**EXERCISE REQUIREMENTS:**
Look through the records below and copy each line that includes the word "ознакомлен".

*** MATERIAL FOR THIS TASK

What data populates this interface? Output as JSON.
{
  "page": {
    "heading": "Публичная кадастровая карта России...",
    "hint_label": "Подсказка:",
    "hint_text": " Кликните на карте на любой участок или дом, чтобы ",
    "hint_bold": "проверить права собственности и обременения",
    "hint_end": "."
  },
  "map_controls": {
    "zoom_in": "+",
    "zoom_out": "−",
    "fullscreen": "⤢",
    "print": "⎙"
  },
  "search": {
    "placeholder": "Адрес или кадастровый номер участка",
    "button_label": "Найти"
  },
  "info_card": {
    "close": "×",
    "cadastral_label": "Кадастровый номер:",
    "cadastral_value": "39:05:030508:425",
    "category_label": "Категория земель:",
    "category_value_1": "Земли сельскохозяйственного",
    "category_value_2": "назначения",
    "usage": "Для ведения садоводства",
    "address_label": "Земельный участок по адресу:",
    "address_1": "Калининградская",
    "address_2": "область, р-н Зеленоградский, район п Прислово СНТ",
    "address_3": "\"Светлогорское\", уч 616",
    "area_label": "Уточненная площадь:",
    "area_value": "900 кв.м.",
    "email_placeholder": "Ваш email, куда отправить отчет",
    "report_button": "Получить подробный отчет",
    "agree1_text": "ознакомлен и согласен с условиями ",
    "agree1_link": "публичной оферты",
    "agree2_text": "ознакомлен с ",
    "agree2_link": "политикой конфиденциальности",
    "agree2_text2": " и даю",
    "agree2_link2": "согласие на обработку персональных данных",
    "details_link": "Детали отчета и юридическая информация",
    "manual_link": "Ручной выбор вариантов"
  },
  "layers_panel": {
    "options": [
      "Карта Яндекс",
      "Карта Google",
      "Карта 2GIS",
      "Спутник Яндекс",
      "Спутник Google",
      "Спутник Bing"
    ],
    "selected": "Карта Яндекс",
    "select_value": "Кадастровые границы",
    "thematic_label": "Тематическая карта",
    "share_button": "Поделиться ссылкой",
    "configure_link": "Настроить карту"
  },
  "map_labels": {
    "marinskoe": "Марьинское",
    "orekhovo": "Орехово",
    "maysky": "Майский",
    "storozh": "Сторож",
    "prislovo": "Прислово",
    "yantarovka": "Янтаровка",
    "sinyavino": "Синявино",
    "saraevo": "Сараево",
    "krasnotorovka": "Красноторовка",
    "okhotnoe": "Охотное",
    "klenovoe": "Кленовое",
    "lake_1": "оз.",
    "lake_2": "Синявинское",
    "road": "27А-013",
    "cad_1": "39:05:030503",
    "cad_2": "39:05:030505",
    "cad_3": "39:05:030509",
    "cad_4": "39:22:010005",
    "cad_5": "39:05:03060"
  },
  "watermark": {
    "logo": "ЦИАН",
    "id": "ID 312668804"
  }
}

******

**COMPLETED TASK:**
    "agree1_text": "ознакомлен и согласен с условиями ",
    "agree2_text": "ознакомлен с ",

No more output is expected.